AIM OF THE EXERCISE: Write out all of the lines below, exactly and completely.
[MATERIALS PROVIDED]
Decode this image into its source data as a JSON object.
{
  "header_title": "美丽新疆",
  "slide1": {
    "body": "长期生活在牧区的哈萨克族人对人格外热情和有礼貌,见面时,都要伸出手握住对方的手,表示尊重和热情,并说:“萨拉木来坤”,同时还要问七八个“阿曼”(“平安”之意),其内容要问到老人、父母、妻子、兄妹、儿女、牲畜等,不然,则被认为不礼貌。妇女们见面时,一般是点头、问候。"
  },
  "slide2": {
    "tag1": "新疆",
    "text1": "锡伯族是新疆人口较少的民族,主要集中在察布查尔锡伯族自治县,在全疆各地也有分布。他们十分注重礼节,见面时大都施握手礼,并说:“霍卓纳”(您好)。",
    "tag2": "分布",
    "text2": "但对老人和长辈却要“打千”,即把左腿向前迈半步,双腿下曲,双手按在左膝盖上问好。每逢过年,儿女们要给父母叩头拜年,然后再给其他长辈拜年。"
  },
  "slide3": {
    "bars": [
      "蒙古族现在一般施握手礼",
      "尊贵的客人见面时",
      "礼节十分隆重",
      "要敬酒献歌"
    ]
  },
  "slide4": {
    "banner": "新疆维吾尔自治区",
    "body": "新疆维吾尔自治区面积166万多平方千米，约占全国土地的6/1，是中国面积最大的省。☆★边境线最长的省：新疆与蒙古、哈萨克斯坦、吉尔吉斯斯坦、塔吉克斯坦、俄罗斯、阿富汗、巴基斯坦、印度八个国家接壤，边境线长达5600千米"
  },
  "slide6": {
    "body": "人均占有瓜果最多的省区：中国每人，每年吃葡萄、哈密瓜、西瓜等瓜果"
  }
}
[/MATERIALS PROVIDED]
TASK OUTPUT:
Decode this image into its source data as a JSON object.
{
  "header_title": "美丽新疆",
  "slide1": {
    "body": "长期生活在牧区的哈萨克族人对人格外热情和有礼貌,见面时,都要伸出手握住对方的手,表示尊重和热情,并说:“萨拉木来坤”,同时还要问七八个“阿曼”(“平安”之意),其内容要问到老人、父母、妻子、兄妹、儿女、牲畜等,不然,则被认为不礼貌。妇女们见面时,一般是点头、问候。"
  },
  "slide2": {
    "tag1": "新疆",
    "text1": "锡伯族是新疆人口较少的民族,主要集中在察布查尔锡伯族自治县,在全疆各地也有分布。他们十分注重礼节,见面时大都施握手礼,并说:“霍卓纳”(您好)。",
    "tag2": "分布",
    "text2": "但对老人和长辈却要“打千”,即把左腿向前迈半步,双腿下曲,双手按在左膝盖上问好。每逢过年,儿女们要给父母叩头拜年,然后再给其他长辈拜年。"
  },
  "slide3": {
    "bars": [
      "蒙古族现在一般施握手礼",
      "尊贵的客人见面时",
      "礼节十分隆重",
      "要敬酒献歌"
    ]
  },
  "slide4": {
    "banner": "新疆维吾尔自治区",
    "body": "新疆维吾尔自治区面积166万多平方千米，约占全国土地的6/1，是中国面积最大的省。☆★边境线最长的省：新疆与蒙古、哈萨克斯坦、吉尔吉斯斯坦、塔吉克斯坦、俄罗斯、阿富汗、巴基斯坦、印度八个国家接壤，边境线长达5600千米"
  },
  "slide6": {
    "body": "人均占有瓜果最多的省区：中国每人，每年吃葡萄、哈密瓜、西瓜等瓜果"
  }
}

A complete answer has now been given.